Start of Extracted records

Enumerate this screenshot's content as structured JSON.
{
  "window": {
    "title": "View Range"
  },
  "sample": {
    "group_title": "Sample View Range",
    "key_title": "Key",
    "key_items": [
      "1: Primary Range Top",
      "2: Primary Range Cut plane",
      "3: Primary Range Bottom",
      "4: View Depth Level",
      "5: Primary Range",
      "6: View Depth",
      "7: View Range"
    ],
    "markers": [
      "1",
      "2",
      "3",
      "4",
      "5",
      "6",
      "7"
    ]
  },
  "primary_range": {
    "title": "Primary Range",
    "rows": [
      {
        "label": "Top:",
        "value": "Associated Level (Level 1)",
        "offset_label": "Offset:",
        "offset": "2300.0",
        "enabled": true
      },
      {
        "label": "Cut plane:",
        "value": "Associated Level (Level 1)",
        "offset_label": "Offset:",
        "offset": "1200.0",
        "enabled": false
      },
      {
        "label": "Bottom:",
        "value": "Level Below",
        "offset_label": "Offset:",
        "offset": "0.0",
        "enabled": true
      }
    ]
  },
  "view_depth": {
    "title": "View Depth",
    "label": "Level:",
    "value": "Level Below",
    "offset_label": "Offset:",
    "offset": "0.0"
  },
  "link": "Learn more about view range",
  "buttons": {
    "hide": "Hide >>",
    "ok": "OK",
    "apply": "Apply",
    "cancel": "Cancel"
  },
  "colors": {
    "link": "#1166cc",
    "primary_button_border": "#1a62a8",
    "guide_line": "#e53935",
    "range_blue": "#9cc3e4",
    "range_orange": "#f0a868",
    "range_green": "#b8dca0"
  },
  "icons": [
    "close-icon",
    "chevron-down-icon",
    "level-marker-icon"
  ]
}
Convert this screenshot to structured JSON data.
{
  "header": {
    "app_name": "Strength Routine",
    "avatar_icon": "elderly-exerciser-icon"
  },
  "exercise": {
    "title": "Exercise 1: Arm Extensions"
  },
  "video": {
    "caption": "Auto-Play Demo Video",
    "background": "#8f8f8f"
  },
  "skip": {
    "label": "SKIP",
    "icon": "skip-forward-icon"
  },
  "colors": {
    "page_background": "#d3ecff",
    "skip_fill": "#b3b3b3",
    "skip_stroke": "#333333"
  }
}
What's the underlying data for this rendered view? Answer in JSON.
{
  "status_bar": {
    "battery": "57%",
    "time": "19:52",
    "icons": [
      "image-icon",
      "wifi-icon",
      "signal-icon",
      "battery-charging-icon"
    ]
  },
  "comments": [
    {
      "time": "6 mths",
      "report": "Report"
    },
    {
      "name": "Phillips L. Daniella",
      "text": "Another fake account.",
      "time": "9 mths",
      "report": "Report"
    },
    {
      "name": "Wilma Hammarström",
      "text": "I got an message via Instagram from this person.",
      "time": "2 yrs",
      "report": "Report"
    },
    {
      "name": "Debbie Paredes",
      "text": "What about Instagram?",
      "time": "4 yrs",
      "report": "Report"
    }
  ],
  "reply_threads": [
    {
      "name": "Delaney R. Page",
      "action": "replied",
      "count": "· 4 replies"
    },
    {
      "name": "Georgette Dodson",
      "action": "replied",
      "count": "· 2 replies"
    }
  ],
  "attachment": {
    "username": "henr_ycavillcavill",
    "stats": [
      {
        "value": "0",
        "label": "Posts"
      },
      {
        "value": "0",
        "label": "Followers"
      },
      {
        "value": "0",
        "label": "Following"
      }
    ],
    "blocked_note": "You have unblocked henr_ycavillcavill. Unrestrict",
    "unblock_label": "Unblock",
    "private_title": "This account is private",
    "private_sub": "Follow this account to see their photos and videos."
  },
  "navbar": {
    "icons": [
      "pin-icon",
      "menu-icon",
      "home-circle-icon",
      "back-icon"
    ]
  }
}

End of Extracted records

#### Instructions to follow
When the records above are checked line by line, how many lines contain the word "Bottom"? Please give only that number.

#### Answer section
2